- [Problem description] Lines with the word "SpatiaLite" are the ones wanted. Copy each of them from the entries below.

- [Provided material]
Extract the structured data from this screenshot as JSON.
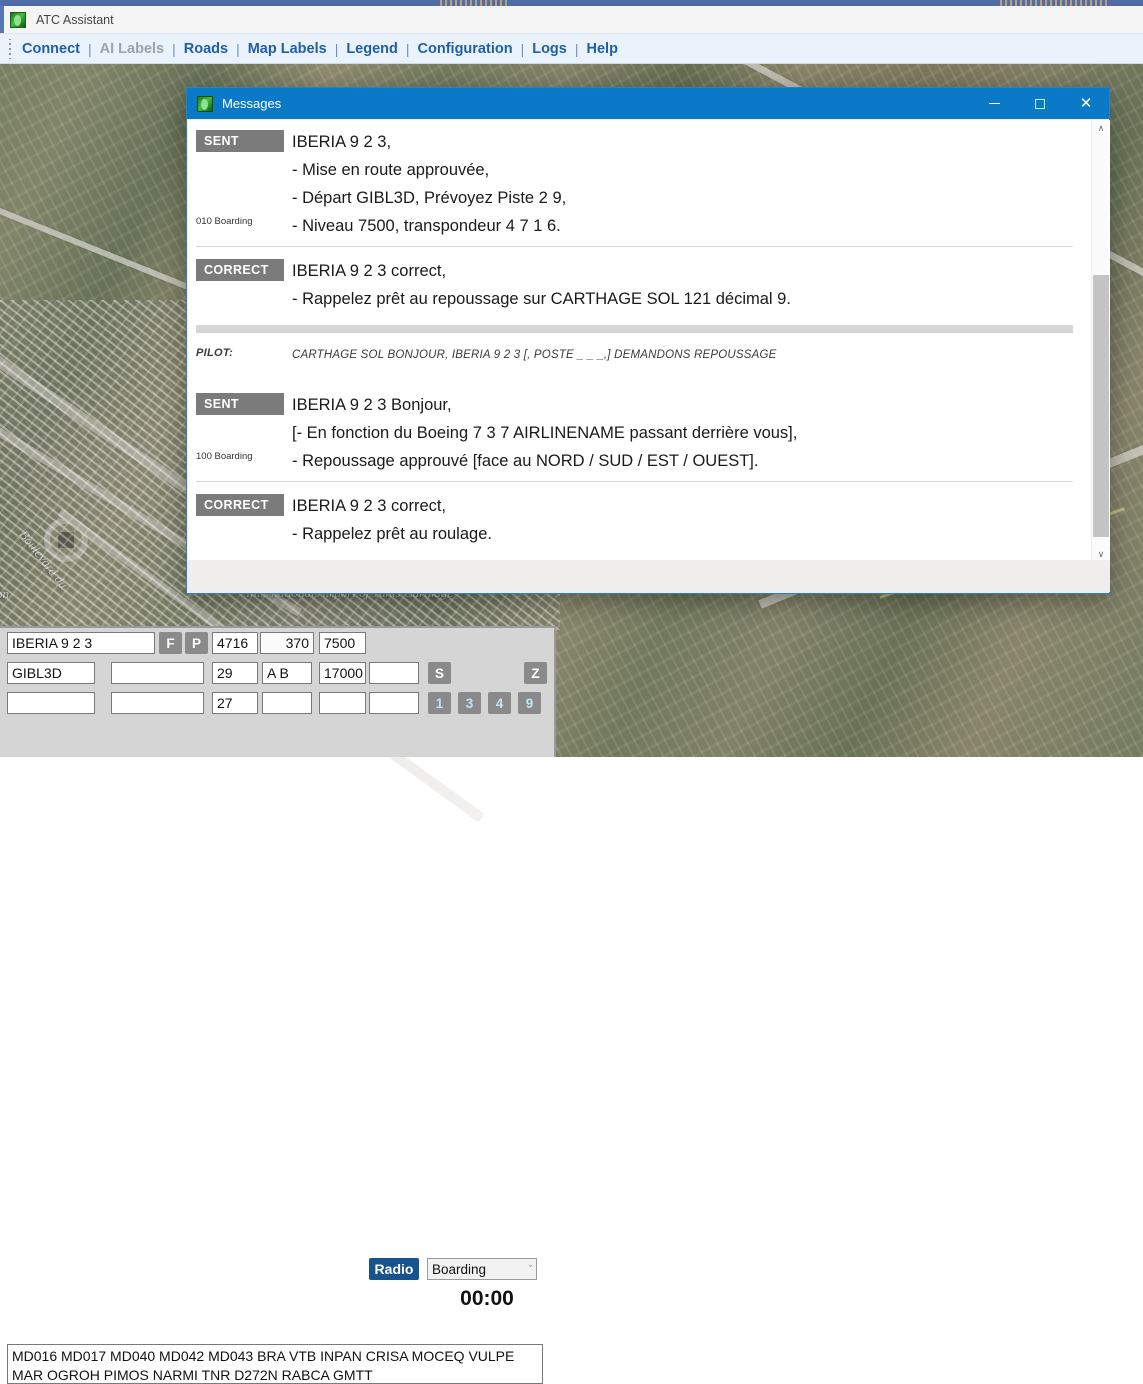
{
  "app": {
    "title": "ATC Assistant",
    "icon": "app-globe-icon"
  },
  "menu": {
    "items": [
      {
        "label": "Connect",
        "disabled": false
      },
      {
        "label": "AI Labels",
        "disabled": true
      },
      {
        "label": "Roads",
        "disabled": false
      },
      {
        "label": "Map Labels",
        "disabled": false
      },
      {
        "label": "Legend",
        "disabled": false
      },
      {
        "label": "Configuration",
        "disabled": false
      },
      {
        "label": "Logs",
        "disabled": false
      },
      {
        "label": "Help",
        "disabled": false
      }
    ],
    "separator": "|"
  },
  "map": {
    "airport_label": "International Airport of Tunis Carthage",
    "road_labels": [
      "Boulevard du",
      "on"
    ]
  },
  "dialog": {
    "title": "Messages",
    "icon": "app-globe-icon",
    "minimize_label": "–",
    "maximize_label": "☐",
    "close_label": "✕",
    "messages": [
      {
        "tag": "SENT",
        "sub_label": "010 Boarding",
        "lines": [
          "IBERIA 9 2 3,",
          "- Mise en route approuvée,",
          "- Départ GIBL3D, Prévoyez Piste 2 9,",
          "- Niveau 7500, transpondeur 4 7 1 6."
        ]
      },
      {
        "tag": "CORRECT",
        "sub_label": "",
        "lines": [
          "IBERIA 9 2 3 correct,",
          "- Rappelez prêt au repoussage sur CARTHAGE SOL 121 décimal 9."
        ]
      },
      {
        "tag": "PILOT:",
        "type": "pilot",
        "sub_label": "",
        "lines": [
          "CARTHAGE SOL BONJOUR, IBERIA 9 2 3 [, POSTE _ _ _,] DEMANDONS REPOUSSAGE"
        ]
      },
      {
        "tag": "SENT",
        "sub_label": "100 Boarding",
        "lines": [
          "IBERIA 9 2 3 Bonjour,",
          "[- En fonction du Boeing 7 3 7 AIRLINENAME passant derrière vous],",
          "- Repoussage approuvé [face au NORD / SUD / EST / OUEST]."
        ]
      },
      {
        "tag": "CORRECT",
        "sub_label": "",
        "lines": [
          "IBERIA 9 2 3 correct,",
          "- Rappelez prêt au roulage."
        ]
      }
    ],
    "scrollbar": {
      "up_arrow": "∧",
      "down_arrow": "∨"
    }
  },
  "panel": {
    "row1": {
      "callsign": "IBERIA 9 2 3",
      "f_button": "F",
      "p_button": "P",
      "squawk": "4716",
      "speed": "370",
      "altitude": "7500",
      "radio_button": "Radio",
      "status": "Boarding",
      "status_caret": "ˇ"
    },
    "row2": {
      "sid": "GIBL3D",
      "field2": "",
      "runway": "29",
      "stand": "A B",
      "level": "17000",
      "field6": "",
      "s_button": "S",
      "timer": "00:00",
      "z_button": "Z"
    },
    "row3": {
      "field1": "",
      "field2": "",
      "qnh": "27",
      "field4": "",
      "field5": "",
      "field6": "",
      "buttons": [
        "1",
        "3",
        "4",
        "9"
      ]
    },
    "route": "MD016 MD017 MD040 MD042 MD043 BRA VTB INPAN CRISA MOCEQ VULPE MAR OGROH PIMOS NARMI TNR D272N RABCA GMTT"
  },
  "colors": {
    "menu_text": "#1f5fa8",
    "dialog_titlebar": "#0a7ac8",
    "tag_bg": "#7b7b7b",
    "radio_bg": "#17548f",
    "button_bg": "#8a8a8a",
    "num_button_text": "#bfe4f7"
  }
}
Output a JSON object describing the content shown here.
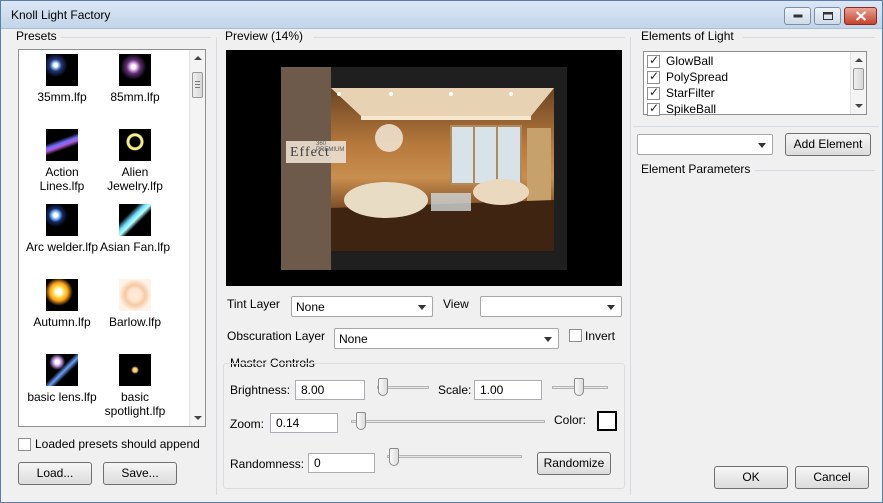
{
  "window": {
    "title": "Knoll Light Factory"
  },
  "presets": {
    "label": "Presets",
    "items": [
      {
        "label": "35mm.lfp",
        "icon": "lens-flare-thumb"
      },
      {
        "label": "85mm.lfp",
        "icon": "lens-flare-thumb"
      },
      {
        "label": "Action Lines.lfp",
        "icon": "lens-flare-thumb"
      },
      {
        "label": "Alien Jewelry.lfp",
        "icon": "lens-flare-thumb"
      },
      {
        "label": "Arc welder.lfp",
        "icon": "lens-flare-thumb"
      },
      {
        "label": "Asian Fan.lfp",
        "icon": "lens-flare-thumb"
      },
      {
        "label": "Autumn.lfp",
        "icon": "lens-flare-thumb"
      },
      {
        "label": "Barlow.lfp",
        "icon": "lens-flare-thumb"
      },
      {
        "label": "basic lens.lfp",
        "icon": "lens-flare-thumb"
      },
      {
        "label": "basic spotlight.lfp",
        "icon": "lens-flare-thumb"
      }
    ],
    "append_label": "Loaded presets should append",
    "append_checked": false,
    "load_label": "Load...",
    "save_label": "Save..."
  },
  "preview": {
    "label": "Preview (14%)",
    "overlay_title": "Effect",
    "overlay_small": "360 PREMIUM"
  },
  "layers": {
    "tint_label": "Tint Layer",
    "tint_value": "None",
    "view_label": "View",
    "view_value": "",
    "obscuration_label": "Obscuration Layer",
    "obscuration_value": "None",
    "invert_label": "Invert",
    "invert_checked": false
  },
  "master": {
    "label": "Master Controls",
    "brightness_label": "Brightness:",
    "brightness_value": "8.00",
    "scale_label": "Scale:",
    "scale_value": "1.00",
    "zoom_label": "Zoom:",
    "zoom_value": "0.14",
    "color_label": "Color:",
    "color_value": "#ffffff",
    "randomness_label": "Randomness:",
    "randomness_value": "0",
    "randomize_label": "Randomize"
  },
  "elements": {
    "label": "Elements of Light",
    "items": [
      {
        "label": "GlowBall",
        "checked": true
      },
      {
        "label": "PolySpread",
        "checked": true
      },
      {
        "label": "StarFilter",
        "checked": true
      },
      {
        "label": "SpikeBall",
        "checked": true
      }
    ],
    "add_select_value": "",
    "add_label": "Add Element",
    "params_label": "Element Parameters"
  },
  "footer": {
    "ok_label": "OK",
    "cancel_label": "Cancel"
  }
}
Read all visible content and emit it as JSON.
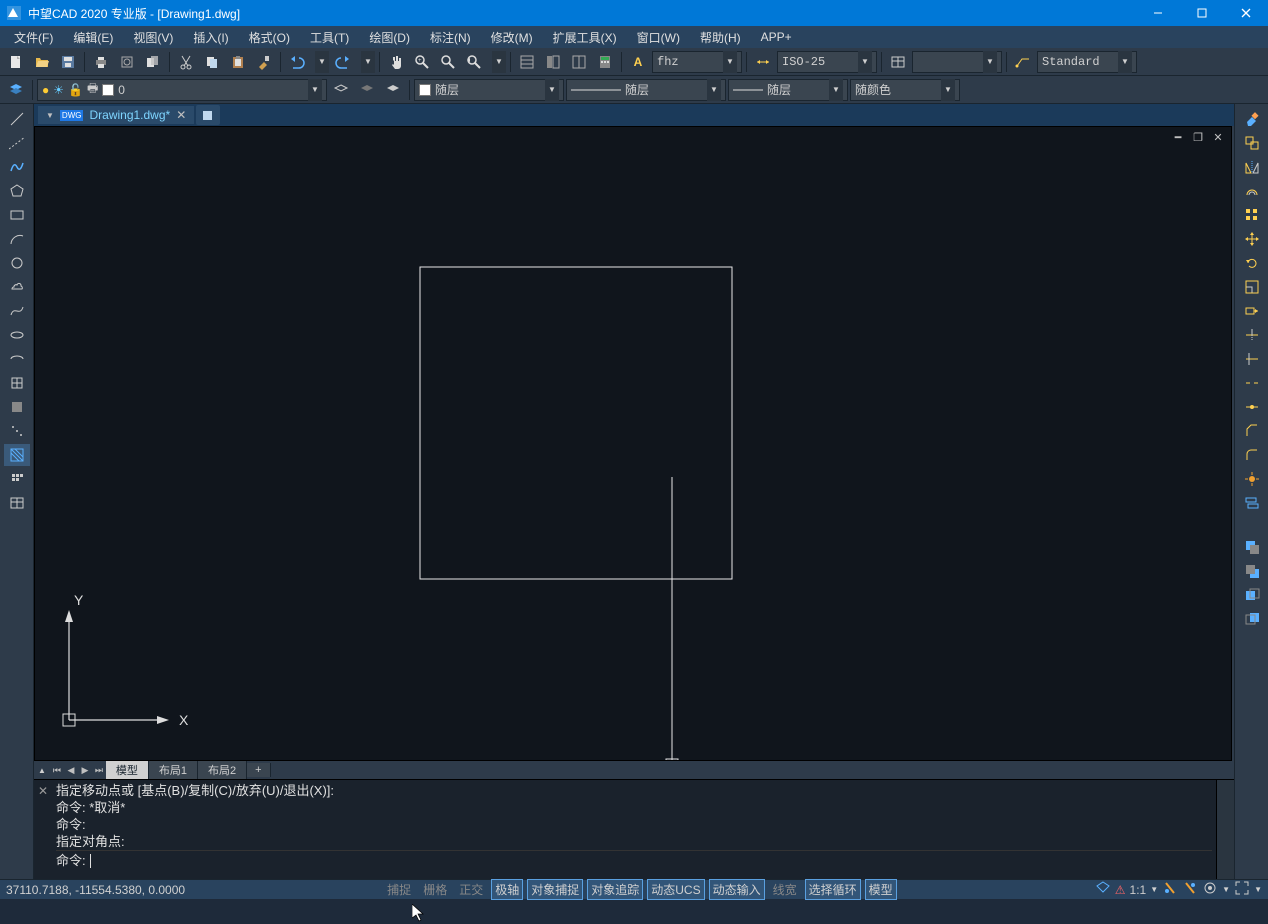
{
  "app": {
    "title": "中望CAD 2020 专业版 - [Drawing1.dwg]"
  },
  "menu": {
    "items": [
      "文件(F)",
      "编辑(E)",
      "视图(V)",
      "插入(I)",
      "格式(O)",
      "工具(T)",
      "绘图(D)",
      "标注(N)",
      "修改(M)",
      "扩展工具(X)",
      "窗口(W)",
      "帮助(H)",
      "APP+"
    ]
  },
  "toolbar_top": {
    "textstyle": "fhz",
    "dimstyle": "ISO-25",
    "tablestyle": "Standard"
  },
  "toolbar_props": {
    "layer_name": "0",
    "layer_color_label": "随层",
    "linetype_label": "随层",
    "lineweight_label": "随层",
    "plotstyle_label": "随颜色"
  },
  "doc_tabs": {
    "active": "Drawing1.dwg*"
  },
  "layout_tabs": {
    "model": "模型",
    "layout1": "布局1",
    "layout2": "布局2",
    "add": "+"
  },
  "command": {
    "history": [
      "指定移动点或 [基点(B)/复制(C)/放弃(U)/退出(X)]:",
      "命令: *取消*",
      "命令:",
      "指定对角点:"
    ],
    "prompt": "命令:",
    "input_value": ""
  },
  "statusbar": {
    "coords": "37110.7188, -11554.5380, 0.0000",
    "toggles": {
      "snap": "捕捉",
      "grid": "栅格",
      "ortho": "正交",
      "polar": "极轴",
      "osnap": "对象捕捉",
      "otrack": "对象追踪",
      "ducs": "动态UCS",
      "dyn": "动态输入",
      "lwt": "线宽",
      "cycle": "选择循环",
      "model": "模型"
    },
    "scale": "1:1"
  },
  "ucs": {
    "x_label": "X",
    "y_label": "Y"
  }
}
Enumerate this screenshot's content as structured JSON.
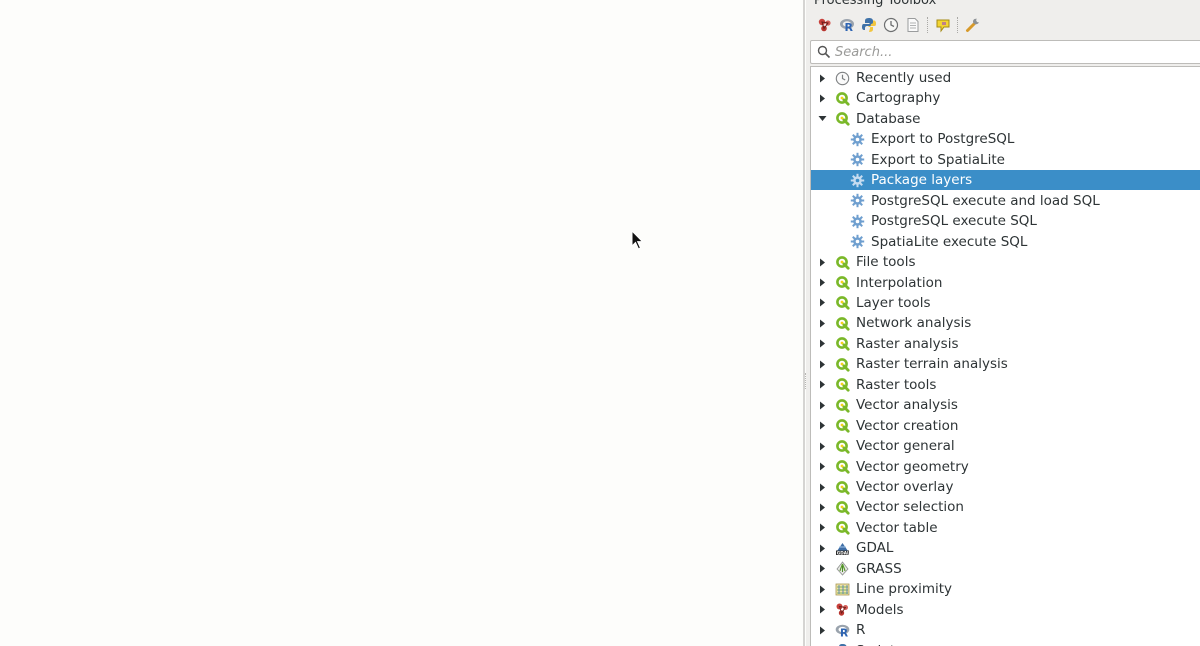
{
  "toolbox": {
    "title": "Processing Toolbox",
    "search_placeholder": "Search...",
    "toolbar": [
      {
        "name": "models-icon"
      },
      {
        "name": "r-scripts-icon"
      },
      {
        "name": "python-scripts-icon"
      },
      {
        "name": "history-icon"
      },
      {
        "name": "results-viewer-icon"
      },
      {
        "name": "edit-features-in-place-icon"
      },
      {
        "name": "options-icon"
      }
    ],
    "tree": [
      {
        "label": "Recently used",
        "icon": "clock-icon",
        "level": 0,
        "arrow": "collapsed"
      },
      {
        "label": "Cartography",
        "icon": "qgis-icon",
        "level": 0,
        "arrow": "collapsed"
      },
      {
        "label": "Database",
        "icon": "qgis-icon",
        "level": 0,
        "arrow": "expanded"
      },
      {
        "label": "Export to PostgreSQL",
        "icon": "algorithm-gear-icon",
        "level": 1
      },
      {
        "label": "Export to SpatiaLite",
        "icon": "algorithm-gear-icon",
        "level": 1
      },
      {
        "label": "Package layers",
        "icon": "algorithm-gear-icon",
        "level": 1,
        "selected": true
      },
      {
        "label": "PostgreSQL execute and load SQL",
        "icon": "algorithm-gear-icon",
        "level": 1
      },
      {
        "label": "PostgreSQL execute SQL",
        "icon": "algorithm-gear-icon",
        "level": 1
      },
      {
        "label": "SpatiaLite execute SQL",
        "icon": "algorithm-gear-icon",
        "level": 1
      },
      {
        "label": "File tools",
        "icon": "qgis-icon",
        "level": 0,
        "arrow": "collapsed"
      },
      {
        "label": "Interpolation",
        "icon": "qgis-icon",
        "level": 0,
        "arrow": "collapsed"
      },
      {
        "label": "Layer tools",
        "icon": "qgis-icon",
        "level": 0,
        "arrow": "collapsed"
      },
      {
        "label": "Network analysis",
        "icon": "qgis-icon",
        "level": 0,
        "arrow": "collapsed"
      },
      {
        "label": "Raster analysis",
        "icon": "qgis-icon",
        "level": 0,
        "arrow": "collapsed"
      },
      {
        "label": "Raster terrain analysis",
        "icon": "qgis-icon",
        "level": 0,
        "arrow": "collapsed"
      },
      {
        "label": "Raster tools",
        "icon": "qgis-icon",
        "level": 0,
        "arrow": "collapsed"
      },
      {
        "label": "Vector analysis",
        "icon": "qgis-icon",
        "level": 0,
        "arrow": "collapsed"
      },
      {
        "label": "Vector creation",
        "icon": "qgis-icon",
        "level": 0,
        "arrow": "collapsed"
      },
      {
        "label": "Vector general",
        "icon": "qgis-icon",
        "level": 0,
        "arrow": "collapsed"
      },
      {
        "label": "Vector geometry",
        "icon": "qgis-icon",
        "level": 0,
        "arrow": "collapsed"
      },
      {
        "label": "Vector overlay",
        "icon": "qgis-icon",
        "level": 0,
        "arrow": "collapsed"
      },
      {
        "label": "Vector selection",
        "icon": "qgis-icon",
        "level": 0,
        "arrow": "collapsed"
      },
      {
        "label": "Vector table",
        "icon": "qgis-icon",
        "level": 0,
        "arrow": "collapsed"
      },
      {
        "label": "GDAL",
        "icon": "gdal-icon",
        "level": 0,
        "arrow": "collapsed"
      },
      {
        "label": "GRASS",
        "icon": "grass-icon",
        "level": 0,
        "arrow": "collapsed"
      },
      {
        "label": "Line proximity",
        "icon": "line-proximity-icon",
        "level": 0,
        "arrow": "collapsed"
      },
      {
        "label": "Models",
        "icon": "models-icon",
        "level": 0,
        "arrow": "collapsed"
      },
      {
        "label": "R",
        "icon": "r-icon",
        "level": 0,
        "arrow": "collapsed"
      },
      {
        "label": "Scripts",
        "icon": "python-icon",
        "level": 0,
        "arrow": "collapsed"
      }
    ]
  },
  "colors": {
    "selection": "#3b8ec8",
    "qgis_green": "#7ab829",
    "gear_blue": "#6f9fcf"
  }
}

- [Response to this task]
        "label": "Export to SpatiaLite",
        "label": "SpatiaLite execute SQL",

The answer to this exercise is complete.